| Data extracts |

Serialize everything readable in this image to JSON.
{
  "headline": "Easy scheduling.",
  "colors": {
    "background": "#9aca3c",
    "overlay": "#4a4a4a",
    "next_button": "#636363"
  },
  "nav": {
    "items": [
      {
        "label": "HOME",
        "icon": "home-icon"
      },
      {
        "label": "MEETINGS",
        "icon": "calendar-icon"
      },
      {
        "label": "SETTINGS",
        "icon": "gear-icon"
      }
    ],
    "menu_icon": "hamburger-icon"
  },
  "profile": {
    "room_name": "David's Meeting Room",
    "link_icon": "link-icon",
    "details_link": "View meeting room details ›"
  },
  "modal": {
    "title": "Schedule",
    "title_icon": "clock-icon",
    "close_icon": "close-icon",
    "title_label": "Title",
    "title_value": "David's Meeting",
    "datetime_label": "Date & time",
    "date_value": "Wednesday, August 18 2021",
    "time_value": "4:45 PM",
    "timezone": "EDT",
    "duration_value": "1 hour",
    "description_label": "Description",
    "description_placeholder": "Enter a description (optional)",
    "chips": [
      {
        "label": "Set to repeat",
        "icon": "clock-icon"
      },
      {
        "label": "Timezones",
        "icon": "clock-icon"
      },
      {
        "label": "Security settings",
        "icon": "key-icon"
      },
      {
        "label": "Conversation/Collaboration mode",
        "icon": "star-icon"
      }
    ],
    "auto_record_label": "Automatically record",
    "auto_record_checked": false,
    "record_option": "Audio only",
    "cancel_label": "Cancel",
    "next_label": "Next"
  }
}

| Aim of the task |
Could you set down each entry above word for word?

| Your response |
Serialize everything readable in this image to JSON.
{
  "headline": "Easy scheduling.",
  "colors": {
    "background": "#9aca3c",
    "overlay": "#4a4a4a",
    "next_button": "#636363"
  },
  "nav": {
    "items": [
      {
        "label": "HOME",
        "icon": "home-icon"
      },
      {
        "label": "MEETINGS",
        "icon": "calendar-icon"
      },
      {
        "label": "SETTINGS",
        "icon": "gear-icon"
      }
    ],
    "menu_icon": "hamburger-icon"
  },
  "profile": {
    "room_name": "David's Meeting Room",
    "link_icon": "link-icon",
    "details_link": "View meeting room details ›"
  },
  "modal": {
    "title": "Schedule",
    "title_icon": "clock-icon",
    "close_icon": "close-icon",
    "title_label": "Title",
    "title_value": "David's Meeting",
    "datetime_label": "Date & time",
    "date_value": "Wednesday, August 18 2021",
    "time_value": "4:45 PM",
    "timezone": "EDT",
    "duration_value": "1 hour",
    "description_label": "Description",
    "description_placeholder": "Enter a description (optional)",
    "chips": [
      {
        "label": "Set to repeat",
        "icon": "clock-icon"
      },
      {
        "label": "Timezones",
        "icon": "clock-icon"
      },
      {
        "label": "Security settings",
        "icon": "key-icon"
      },
      {
        "label": "Conversation/Collaboration mode",
        "icon": "star-icon"
      }
    ],
    "auto_record_label": "Automatically record",
    "auto_record_checked": false,
    "record_option": "Audio only",
    "cancel_label": "Cancel",
    "next_label": "Next"
  }
}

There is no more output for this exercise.